→ **What the exercise asks**:
Scan the entries below for the word "FUZZ". Copy each line that has it.

BEGIN Data to process

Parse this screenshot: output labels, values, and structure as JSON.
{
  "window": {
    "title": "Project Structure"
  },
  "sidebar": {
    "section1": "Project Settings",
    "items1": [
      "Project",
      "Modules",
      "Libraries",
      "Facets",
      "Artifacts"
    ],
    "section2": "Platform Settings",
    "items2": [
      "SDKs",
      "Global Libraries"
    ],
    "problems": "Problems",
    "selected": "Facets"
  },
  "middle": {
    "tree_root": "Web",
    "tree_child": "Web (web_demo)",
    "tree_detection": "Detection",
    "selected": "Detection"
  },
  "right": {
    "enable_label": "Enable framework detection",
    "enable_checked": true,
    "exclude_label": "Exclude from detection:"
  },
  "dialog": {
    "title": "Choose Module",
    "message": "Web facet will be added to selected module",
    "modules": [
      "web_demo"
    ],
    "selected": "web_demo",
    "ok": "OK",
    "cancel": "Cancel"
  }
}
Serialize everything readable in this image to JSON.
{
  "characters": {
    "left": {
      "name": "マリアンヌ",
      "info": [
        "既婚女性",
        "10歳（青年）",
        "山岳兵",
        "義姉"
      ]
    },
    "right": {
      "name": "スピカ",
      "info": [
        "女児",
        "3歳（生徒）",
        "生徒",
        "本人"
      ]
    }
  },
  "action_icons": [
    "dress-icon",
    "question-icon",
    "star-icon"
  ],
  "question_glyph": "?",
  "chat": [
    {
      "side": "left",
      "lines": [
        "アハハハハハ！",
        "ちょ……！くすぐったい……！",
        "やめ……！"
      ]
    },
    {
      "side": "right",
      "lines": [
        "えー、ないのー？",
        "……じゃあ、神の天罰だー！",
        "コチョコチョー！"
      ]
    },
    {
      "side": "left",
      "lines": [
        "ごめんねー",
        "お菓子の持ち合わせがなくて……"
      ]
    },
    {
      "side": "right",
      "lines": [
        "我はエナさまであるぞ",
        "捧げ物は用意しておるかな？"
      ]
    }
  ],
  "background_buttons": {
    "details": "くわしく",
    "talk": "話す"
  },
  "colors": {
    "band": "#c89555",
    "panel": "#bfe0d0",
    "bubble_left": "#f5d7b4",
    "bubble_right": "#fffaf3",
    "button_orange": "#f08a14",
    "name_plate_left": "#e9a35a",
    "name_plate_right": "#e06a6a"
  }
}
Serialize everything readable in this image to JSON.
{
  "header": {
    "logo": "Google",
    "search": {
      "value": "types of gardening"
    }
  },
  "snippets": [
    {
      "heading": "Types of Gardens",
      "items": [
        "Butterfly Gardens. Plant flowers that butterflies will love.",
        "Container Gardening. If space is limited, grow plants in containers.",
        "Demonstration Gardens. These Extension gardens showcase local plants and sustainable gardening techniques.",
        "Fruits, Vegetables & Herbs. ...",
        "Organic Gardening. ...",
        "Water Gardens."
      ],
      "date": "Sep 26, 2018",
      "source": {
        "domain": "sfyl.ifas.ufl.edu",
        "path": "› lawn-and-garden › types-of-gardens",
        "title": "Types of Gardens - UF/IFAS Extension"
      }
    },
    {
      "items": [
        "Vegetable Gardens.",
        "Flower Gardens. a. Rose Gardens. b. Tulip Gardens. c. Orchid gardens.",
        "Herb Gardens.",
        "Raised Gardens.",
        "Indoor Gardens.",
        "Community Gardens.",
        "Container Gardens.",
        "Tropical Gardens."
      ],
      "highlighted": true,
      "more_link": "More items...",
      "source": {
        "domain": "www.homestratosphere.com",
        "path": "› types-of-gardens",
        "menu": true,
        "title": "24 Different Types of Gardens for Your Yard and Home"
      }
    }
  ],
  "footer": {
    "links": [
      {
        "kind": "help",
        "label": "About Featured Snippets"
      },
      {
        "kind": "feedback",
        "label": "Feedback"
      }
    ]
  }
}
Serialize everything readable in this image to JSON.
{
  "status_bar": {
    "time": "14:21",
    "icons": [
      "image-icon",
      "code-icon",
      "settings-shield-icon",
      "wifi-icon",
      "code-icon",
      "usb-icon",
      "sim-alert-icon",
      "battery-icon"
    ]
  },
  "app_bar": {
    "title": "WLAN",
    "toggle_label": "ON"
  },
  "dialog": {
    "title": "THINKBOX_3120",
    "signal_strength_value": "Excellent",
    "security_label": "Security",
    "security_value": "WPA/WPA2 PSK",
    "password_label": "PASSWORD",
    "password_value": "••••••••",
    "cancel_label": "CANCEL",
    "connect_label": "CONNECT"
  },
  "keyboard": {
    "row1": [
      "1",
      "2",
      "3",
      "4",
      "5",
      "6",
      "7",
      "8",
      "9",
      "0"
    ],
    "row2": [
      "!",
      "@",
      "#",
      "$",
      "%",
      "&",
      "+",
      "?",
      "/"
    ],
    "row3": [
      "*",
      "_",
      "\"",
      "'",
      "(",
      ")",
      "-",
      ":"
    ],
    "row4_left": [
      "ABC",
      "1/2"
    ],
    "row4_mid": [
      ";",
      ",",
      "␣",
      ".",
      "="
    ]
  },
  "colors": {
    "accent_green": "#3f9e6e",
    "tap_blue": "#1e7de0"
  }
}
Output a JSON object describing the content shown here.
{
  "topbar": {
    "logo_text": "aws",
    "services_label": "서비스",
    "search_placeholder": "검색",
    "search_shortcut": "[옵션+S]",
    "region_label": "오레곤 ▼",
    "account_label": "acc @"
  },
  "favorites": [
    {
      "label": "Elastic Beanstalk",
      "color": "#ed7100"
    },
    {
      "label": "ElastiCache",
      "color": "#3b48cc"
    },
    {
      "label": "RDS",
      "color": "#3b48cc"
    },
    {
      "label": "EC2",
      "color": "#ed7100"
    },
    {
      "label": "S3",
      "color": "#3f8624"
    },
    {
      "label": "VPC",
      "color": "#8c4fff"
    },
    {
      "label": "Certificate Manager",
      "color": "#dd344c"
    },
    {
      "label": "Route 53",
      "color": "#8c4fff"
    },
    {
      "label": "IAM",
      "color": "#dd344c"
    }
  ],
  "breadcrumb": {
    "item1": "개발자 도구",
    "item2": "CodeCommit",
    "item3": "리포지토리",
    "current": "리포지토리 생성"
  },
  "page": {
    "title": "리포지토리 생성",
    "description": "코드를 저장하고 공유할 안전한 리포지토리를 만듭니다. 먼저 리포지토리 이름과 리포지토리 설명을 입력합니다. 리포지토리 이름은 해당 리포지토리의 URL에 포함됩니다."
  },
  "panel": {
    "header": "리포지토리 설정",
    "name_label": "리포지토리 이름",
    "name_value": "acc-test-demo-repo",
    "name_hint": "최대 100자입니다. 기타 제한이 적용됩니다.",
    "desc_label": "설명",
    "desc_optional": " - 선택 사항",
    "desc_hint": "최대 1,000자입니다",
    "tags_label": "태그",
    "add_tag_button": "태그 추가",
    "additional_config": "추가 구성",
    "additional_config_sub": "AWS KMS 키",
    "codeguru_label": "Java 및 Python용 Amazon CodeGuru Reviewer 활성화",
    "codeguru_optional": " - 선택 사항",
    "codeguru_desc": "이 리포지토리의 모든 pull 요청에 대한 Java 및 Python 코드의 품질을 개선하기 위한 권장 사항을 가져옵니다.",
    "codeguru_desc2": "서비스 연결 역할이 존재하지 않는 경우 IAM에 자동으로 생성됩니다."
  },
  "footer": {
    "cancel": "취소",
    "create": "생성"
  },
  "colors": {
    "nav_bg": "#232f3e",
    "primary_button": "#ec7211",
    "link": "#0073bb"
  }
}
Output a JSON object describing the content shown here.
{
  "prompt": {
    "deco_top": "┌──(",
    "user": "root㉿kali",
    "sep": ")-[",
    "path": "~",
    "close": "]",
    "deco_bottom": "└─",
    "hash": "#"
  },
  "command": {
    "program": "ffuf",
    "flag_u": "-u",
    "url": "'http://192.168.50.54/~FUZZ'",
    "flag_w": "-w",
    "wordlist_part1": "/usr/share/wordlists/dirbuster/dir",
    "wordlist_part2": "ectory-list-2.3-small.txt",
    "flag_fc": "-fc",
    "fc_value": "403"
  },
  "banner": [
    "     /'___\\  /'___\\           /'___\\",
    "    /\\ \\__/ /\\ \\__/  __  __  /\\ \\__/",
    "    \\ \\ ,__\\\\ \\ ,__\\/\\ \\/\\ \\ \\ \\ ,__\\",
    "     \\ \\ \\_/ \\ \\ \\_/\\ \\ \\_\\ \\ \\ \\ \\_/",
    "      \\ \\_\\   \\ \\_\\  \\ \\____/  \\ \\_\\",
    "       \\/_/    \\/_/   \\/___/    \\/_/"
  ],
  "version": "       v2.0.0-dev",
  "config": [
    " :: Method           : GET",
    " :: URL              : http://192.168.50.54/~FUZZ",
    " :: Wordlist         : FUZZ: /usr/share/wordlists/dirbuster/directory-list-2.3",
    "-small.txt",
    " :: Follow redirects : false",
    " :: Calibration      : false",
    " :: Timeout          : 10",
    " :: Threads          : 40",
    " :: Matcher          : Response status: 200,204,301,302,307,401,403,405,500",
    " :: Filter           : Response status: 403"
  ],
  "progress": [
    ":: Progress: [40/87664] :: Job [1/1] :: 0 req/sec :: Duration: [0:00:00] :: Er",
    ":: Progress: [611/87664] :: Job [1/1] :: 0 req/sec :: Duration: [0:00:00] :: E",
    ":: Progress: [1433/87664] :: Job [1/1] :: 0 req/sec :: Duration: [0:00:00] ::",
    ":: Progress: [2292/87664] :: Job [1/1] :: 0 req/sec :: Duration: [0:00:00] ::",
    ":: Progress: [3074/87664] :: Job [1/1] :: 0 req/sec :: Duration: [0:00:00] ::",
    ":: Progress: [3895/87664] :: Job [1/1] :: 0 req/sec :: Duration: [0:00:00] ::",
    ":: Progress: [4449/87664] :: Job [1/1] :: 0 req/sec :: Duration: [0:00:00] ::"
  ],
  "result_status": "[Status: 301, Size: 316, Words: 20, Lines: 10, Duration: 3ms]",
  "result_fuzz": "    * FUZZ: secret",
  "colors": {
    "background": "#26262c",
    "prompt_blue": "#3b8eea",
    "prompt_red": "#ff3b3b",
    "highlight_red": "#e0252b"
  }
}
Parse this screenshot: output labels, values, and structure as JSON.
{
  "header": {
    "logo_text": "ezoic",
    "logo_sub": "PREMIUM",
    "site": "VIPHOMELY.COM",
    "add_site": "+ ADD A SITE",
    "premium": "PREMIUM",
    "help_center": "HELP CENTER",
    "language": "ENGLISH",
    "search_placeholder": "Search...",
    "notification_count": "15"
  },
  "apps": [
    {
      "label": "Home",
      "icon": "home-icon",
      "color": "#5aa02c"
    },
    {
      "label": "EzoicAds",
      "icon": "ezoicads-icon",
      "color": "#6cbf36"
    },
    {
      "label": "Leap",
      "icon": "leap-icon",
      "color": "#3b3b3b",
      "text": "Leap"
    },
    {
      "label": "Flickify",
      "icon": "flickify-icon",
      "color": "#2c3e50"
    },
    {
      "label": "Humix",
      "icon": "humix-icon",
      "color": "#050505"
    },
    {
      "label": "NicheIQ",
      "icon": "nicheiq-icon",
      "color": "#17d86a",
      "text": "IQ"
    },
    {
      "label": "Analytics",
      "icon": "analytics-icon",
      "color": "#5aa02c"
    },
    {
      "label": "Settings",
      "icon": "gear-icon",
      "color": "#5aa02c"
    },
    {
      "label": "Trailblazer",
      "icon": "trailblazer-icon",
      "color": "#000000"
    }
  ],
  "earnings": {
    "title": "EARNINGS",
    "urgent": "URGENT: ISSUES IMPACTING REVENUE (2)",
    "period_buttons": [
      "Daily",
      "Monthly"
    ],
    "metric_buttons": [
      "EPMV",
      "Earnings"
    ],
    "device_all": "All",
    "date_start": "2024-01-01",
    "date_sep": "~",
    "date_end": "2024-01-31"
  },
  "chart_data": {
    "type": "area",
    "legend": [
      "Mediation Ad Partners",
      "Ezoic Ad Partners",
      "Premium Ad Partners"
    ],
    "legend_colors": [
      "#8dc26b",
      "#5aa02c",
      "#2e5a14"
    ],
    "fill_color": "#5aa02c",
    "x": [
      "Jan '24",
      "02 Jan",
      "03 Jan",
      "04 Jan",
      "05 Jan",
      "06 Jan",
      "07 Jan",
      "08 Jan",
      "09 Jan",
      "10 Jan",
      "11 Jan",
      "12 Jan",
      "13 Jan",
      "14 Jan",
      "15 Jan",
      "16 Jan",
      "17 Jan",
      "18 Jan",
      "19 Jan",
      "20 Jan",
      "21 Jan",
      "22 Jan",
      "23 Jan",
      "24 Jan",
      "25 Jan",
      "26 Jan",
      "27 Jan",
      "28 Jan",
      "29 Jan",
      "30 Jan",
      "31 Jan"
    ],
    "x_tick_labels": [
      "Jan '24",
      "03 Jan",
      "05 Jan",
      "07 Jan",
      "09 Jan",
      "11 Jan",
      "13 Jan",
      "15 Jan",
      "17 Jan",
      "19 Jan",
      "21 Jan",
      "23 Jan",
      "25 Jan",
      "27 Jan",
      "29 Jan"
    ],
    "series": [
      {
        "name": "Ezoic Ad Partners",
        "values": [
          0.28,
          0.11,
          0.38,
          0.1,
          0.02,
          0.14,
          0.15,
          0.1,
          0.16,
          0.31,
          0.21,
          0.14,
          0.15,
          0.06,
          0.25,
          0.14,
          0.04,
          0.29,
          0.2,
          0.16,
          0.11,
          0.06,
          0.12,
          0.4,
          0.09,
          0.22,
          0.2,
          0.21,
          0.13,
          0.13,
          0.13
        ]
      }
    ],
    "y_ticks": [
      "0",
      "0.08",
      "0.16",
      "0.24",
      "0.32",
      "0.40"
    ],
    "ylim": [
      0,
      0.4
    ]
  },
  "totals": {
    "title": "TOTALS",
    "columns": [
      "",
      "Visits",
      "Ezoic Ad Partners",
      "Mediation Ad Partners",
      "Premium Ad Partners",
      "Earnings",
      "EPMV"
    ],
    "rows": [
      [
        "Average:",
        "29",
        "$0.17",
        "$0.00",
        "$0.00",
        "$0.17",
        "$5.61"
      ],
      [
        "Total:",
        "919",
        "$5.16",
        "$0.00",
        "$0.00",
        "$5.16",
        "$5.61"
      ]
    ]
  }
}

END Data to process

→ **Task answer**:
    "url": "'http://192.168.50.54/~FUZZ'",
    " :: URL              : http://192.168.50.54/~FUZZ",
    " :: Wordlist         : FUZZ: /usr/share/wordlists/dirbuster/directory-list-2.3",
  "result_fuzz": "    * FUZZ: secret",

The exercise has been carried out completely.